- Data records:
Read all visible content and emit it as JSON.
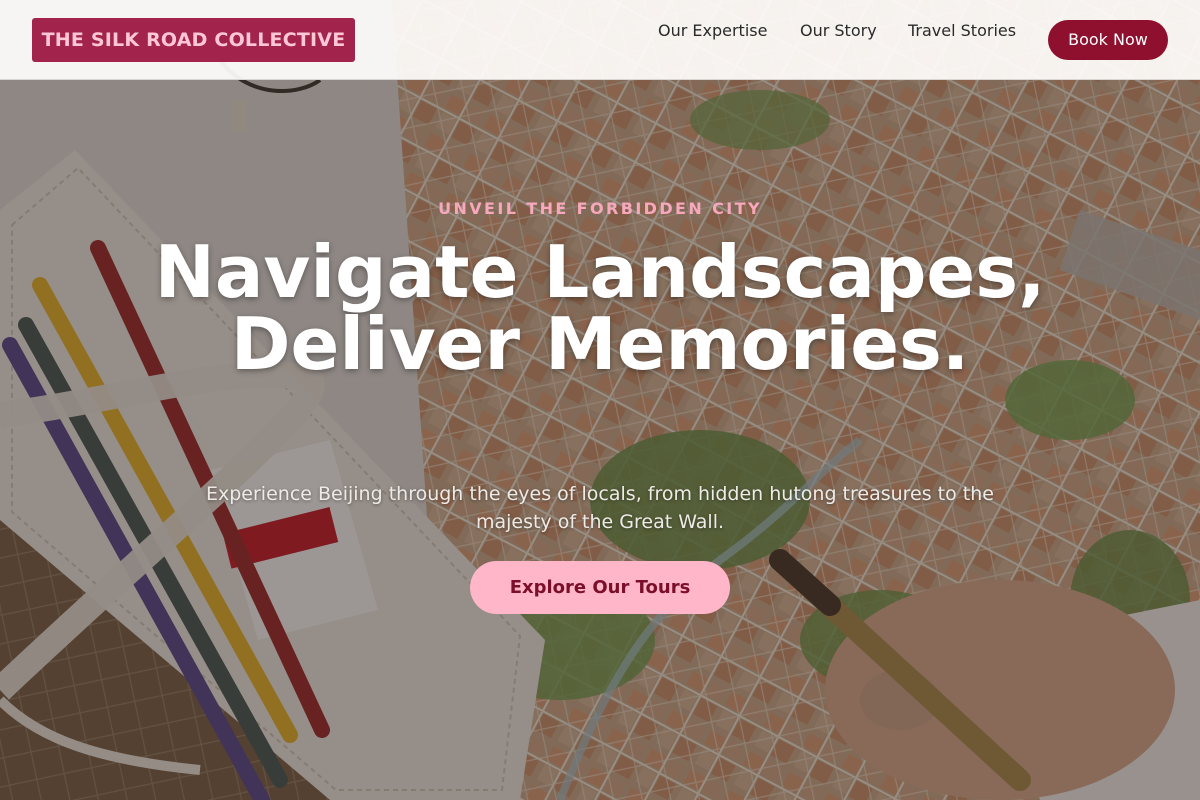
{
  "brand": {
    "name": "THE SILK ROAD COLLECTIVE",
    "accent_color": "#a2234b",
    "cta_color": "#8e0f2e",
    "highlight_color": "#ffb6c8"
  },
  "nav": {
    "items": [
      {
        "label": "Our Expertise"
      },
      {
        "label": "Our Story"
      },
      {
        "label": "Travel Stories"
      }
    ],
    "book_button": "Book Now"
  },
  "hero": {
    "eyebrow": "UNVEIL THE FORBIDDEN CITY",
    "headline": "Navigate Landscapes, Deliver Memories.",
    "subtitle": "Experience Beijing through the eyes of locals, from hidden hutong treasures to the majesty of the Great Wall.",
    "cta_label": "Explore Our Tours",
    "background": "map-and-pencils-photo"
  }
}
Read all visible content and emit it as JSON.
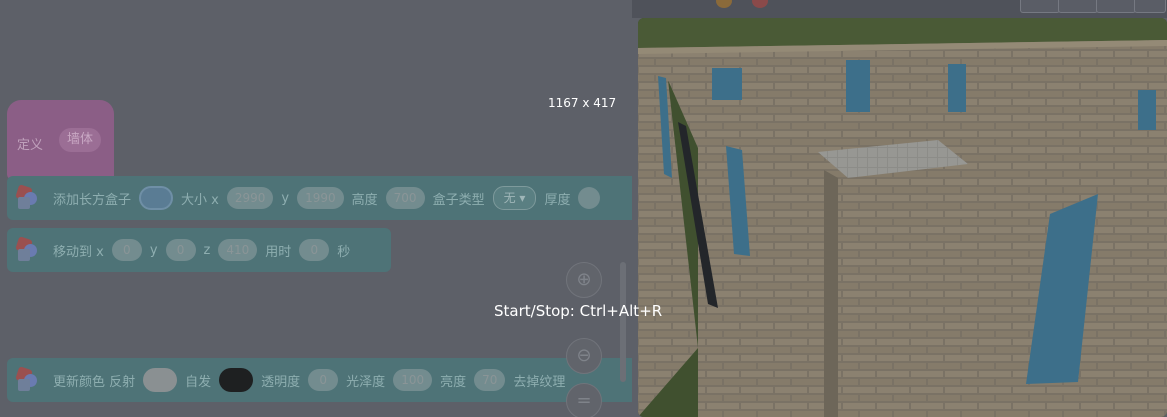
{
  "overlay": {
    "size_label": "1167 x 417",
    "hint_label": "Start/Stop: Ctrl+Alt+R"
  },
  "define_block": {
    "keyword": "定义",
    "name": "墙体"
  },
  "add_box_block": {
    "label": "添加长方盒子",
    "size_label": "大小 x",
    "size_x": "2990",
    "y_label": "y",
    "size_y": "1990",
    "height_label": "高度",
    "height": "700",
    "box_type_label": "盒子类型",
    "box_type": "无",
    "thickness_label": "厚度"
  },
  "move_block": {
    "label": "移动到 x",
    "x": "0",
    "y_label": "y",
    "y": "0",
    "z_label": "z",
    "z": "410",
    "time_label": "用时",
    "time": "0",
    "unit": "秒"
  },
  "color_block": {
    "label": "更新颜色 反射",
    "emissive_label": "自发",
    "opacity_label": "透明度",
    "opacity": "0",
    "gloss_label": "光泽度",
    "gloss": "100",
    "brightness_label": "亮度",
    "brightness": "70",
    "texture_label": "去掉纹理"
  },
  "zoom": {
    "zoom_out_icon": "⊖",
    "reset_icon": "="
  },
  "colors": {
    "reflect_swatch": "#8a9092",
    "emissive_swatch": "#1e2021"
  }
}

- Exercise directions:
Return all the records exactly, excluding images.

- The answer:
Read all visible content and emit it as JSON.
{
  "brand": {
    "name": "THE SILK ROAD COLLECTIVE",
    "accent_color": "#a2234b",
    "cta_color": "#8e0f2e",
    "highlight_color": "#ffb6c8"
  },
  "nav": {
    "items": [
      {
        "label": "Our Expertise"
      },
      {
        "label": "Our Story"
      },
      {
        "label": "Travel Stories"
      }
    ],
    "book_button": "Book Now"
  },
  "hero": {
    "eyebrow": "UNVEIL THE FORBIDDEN CITY",
    "headline": "Navigate Landscapes, Deliver Memories.",
    "subtitle": "Experience Beijing through the eyes of locals, from hidden hutong treasures to the majesty of the Great Wall.",
    "cta_label": "Explore Our Tours",
    "background": "map-and-pencils-photo"
  }
}
Read all visible content and emit it as JSON.
{
  "overlay": {
    "size_label": "1167 x 417",
    "hint_label": "Start/Stop: Ctrl+Alt+R"
  },
  "define_block": {
    "keyword": "定义",
    "name": "墙体"
  },
  "add_box_block": {
    "label": "添加长方盒子",
    "size_label": "大小 x",
    "size_x": "2990",
    "y_label": "y",
    "size_y": "1990",
    "height_label": "高度",
    "height": "700",
    "box_type_label": "盒子类型",
    "box_type": "无",
    "thickness_label": "厚度"
  },
  "move_block": {
    "label": "移动到 x",
    "x": "0",
    "y_label": "y",
    "y": "0",
    "z_label": "z",
    "z": "410",
    "time_label": "用时",
    "time": "0",
    "unit": "秒"
  },
  "color_block": {
    "label": "更新颜色 反射",
    "emissive_label": "自发",
    "opacity_label": "透明度",
    "opacity": "0",
    "gloss_label": "光泽度",
    "gloss": "100",
    "brightness_label": "亮度",
    "brightness": "70",
    "texture_label": "去掉纹理"
  },
  "zoom": {
    "zoom_out_icon": "⊖",
    "reset_icon": "="
  },
  "colors": {
    "reflect_swatch": "#8a9092",
    "emissive_swatch": "#1e2021"
  }
}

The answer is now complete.